§ **WHAT THE TASK REQUIRES**
Every line with the word "有问必答" in it should be extracted from the data that follows.

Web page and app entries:

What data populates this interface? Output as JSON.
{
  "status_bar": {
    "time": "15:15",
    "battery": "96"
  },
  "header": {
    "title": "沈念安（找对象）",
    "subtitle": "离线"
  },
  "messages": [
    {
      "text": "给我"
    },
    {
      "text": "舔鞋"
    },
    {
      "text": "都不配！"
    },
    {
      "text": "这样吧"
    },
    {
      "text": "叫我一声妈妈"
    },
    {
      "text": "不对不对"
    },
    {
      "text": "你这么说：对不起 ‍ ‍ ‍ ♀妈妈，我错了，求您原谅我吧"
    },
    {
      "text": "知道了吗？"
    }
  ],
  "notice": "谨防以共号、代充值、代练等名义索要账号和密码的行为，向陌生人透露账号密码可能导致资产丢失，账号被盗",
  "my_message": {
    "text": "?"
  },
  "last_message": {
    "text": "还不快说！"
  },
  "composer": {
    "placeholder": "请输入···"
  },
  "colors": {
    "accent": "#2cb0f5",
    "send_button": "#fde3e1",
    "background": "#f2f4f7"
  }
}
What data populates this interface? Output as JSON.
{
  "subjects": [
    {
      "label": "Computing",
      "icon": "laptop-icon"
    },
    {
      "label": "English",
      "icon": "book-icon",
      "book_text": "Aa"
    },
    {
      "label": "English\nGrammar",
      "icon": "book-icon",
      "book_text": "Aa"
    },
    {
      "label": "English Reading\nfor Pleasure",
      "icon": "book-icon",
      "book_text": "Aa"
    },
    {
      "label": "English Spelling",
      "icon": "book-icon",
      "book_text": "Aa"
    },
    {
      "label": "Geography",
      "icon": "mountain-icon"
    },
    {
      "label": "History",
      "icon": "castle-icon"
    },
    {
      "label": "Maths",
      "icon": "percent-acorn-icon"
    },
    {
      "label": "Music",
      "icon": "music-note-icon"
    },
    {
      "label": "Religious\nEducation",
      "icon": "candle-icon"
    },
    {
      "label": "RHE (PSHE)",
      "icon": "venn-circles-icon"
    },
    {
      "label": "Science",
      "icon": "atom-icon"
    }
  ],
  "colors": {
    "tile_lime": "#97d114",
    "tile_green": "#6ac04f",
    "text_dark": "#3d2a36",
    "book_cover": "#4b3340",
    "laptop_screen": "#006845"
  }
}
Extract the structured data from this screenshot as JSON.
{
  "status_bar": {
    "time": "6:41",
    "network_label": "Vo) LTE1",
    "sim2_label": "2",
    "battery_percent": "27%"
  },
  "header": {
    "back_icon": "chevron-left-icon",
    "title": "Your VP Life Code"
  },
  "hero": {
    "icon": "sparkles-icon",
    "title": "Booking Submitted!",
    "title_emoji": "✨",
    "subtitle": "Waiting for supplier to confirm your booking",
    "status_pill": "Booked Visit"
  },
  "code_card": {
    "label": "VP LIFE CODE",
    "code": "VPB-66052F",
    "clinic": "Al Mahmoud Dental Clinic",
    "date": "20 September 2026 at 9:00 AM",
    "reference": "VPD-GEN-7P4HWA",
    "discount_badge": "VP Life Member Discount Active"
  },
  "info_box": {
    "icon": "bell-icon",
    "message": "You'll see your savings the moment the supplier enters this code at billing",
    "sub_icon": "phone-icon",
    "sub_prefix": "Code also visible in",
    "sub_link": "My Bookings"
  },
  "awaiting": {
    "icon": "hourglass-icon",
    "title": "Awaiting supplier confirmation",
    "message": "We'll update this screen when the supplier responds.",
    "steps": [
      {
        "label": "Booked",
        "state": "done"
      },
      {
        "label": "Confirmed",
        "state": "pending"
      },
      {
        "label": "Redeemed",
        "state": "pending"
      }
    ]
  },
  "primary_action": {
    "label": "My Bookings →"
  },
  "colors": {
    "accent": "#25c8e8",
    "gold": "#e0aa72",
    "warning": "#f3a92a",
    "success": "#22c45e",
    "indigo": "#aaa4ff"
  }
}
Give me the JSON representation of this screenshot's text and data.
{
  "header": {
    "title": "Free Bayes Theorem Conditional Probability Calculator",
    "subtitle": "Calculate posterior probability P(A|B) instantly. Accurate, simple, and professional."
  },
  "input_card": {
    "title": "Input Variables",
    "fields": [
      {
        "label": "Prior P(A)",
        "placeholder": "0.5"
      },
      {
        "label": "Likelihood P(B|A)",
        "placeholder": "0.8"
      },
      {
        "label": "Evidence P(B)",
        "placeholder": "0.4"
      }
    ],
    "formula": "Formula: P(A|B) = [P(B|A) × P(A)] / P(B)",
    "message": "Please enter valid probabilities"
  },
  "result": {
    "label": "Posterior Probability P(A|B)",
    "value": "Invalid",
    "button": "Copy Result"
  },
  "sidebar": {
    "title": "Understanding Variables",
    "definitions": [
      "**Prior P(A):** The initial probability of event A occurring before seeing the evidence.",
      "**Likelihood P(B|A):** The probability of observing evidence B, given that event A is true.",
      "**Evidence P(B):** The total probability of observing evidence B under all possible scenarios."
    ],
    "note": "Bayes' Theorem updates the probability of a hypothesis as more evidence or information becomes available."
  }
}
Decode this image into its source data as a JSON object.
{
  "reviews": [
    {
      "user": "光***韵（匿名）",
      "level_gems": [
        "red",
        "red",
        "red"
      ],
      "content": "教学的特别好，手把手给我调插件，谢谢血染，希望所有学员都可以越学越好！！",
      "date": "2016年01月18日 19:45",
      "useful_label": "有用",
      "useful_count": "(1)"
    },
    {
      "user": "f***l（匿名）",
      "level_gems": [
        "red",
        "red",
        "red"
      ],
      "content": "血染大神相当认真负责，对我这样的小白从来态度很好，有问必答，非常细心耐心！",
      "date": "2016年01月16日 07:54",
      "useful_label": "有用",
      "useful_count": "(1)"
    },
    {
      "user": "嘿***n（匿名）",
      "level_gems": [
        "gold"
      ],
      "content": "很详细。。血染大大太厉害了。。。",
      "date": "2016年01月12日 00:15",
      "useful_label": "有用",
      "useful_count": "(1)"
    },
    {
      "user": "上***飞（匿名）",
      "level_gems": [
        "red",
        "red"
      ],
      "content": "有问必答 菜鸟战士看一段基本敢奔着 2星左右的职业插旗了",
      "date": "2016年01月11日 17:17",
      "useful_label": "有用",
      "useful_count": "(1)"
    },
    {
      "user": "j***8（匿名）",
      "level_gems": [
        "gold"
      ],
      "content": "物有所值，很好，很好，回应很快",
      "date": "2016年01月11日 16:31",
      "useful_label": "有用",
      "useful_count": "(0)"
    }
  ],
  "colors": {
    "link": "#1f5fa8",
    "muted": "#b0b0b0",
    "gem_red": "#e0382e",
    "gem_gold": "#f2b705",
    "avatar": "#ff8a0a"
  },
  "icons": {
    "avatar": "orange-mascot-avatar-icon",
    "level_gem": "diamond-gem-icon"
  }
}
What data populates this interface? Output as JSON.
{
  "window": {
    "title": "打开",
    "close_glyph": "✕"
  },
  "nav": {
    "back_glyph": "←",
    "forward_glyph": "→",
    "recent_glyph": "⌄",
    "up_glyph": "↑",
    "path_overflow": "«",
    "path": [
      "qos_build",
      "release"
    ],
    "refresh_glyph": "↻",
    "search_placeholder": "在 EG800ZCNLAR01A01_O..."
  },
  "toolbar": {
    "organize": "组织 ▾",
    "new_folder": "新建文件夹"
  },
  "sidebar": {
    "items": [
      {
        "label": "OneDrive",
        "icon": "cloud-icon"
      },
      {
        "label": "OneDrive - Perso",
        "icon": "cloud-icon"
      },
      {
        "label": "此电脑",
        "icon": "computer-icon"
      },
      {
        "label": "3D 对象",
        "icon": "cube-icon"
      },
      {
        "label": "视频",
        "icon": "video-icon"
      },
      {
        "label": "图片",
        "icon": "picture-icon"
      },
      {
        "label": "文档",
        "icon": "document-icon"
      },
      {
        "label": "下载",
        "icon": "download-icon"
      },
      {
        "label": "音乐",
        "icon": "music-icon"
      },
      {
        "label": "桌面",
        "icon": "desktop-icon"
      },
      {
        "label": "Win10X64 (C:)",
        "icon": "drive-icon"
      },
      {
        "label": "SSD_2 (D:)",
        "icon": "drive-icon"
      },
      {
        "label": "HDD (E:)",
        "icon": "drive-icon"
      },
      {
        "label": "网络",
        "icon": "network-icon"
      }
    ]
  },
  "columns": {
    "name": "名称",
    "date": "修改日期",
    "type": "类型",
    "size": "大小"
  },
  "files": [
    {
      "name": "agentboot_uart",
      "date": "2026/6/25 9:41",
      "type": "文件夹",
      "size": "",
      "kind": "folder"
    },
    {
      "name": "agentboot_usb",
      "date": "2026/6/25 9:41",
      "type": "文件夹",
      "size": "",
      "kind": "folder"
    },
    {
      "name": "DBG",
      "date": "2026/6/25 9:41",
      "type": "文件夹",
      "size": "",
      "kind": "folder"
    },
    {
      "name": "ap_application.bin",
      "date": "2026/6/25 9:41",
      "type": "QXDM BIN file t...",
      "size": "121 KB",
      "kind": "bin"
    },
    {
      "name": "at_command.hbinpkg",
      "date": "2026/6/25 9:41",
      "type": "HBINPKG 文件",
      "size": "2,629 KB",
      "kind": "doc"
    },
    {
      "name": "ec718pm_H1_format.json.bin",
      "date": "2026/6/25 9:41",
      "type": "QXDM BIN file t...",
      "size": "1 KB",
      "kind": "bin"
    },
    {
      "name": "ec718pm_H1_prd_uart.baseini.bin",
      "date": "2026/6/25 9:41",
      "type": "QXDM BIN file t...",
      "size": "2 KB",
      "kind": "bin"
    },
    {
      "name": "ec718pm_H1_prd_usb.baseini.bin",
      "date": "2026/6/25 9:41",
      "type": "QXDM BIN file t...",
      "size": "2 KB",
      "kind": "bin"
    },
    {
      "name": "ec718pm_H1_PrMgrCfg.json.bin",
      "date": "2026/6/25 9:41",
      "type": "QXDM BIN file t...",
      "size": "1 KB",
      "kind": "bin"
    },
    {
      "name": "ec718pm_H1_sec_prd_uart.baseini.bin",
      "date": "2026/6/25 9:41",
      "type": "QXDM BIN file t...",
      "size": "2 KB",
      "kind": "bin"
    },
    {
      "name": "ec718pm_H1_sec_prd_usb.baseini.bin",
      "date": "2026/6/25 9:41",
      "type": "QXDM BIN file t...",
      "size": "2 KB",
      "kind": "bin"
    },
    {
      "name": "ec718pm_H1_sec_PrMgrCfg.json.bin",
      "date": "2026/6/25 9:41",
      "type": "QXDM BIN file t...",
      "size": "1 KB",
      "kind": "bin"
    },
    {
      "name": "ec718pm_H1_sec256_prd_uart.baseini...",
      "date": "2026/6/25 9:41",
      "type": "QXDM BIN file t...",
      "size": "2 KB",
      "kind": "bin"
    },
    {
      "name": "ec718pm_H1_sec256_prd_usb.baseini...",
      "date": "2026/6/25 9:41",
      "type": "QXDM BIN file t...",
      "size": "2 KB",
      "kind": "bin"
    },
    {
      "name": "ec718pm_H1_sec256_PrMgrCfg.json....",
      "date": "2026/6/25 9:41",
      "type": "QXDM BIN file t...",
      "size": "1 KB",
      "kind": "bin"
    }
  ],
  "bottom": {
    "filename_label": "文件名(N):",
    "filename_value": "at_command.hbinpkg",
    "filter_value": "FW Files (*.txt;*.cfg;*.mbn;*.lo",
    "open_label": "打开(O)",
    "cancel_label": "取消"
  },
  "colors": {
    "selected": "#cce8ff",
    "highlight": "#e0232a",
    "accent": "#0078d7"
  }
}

§ **RESULT**
      "content": "血染大神相当认真负责，对我这样的小白从来态度很好，有问必答，非常细心耐心！",
      "content": "有问必答 菜鸟战士看一段基本敢奔着 2星左右的职业插旗了",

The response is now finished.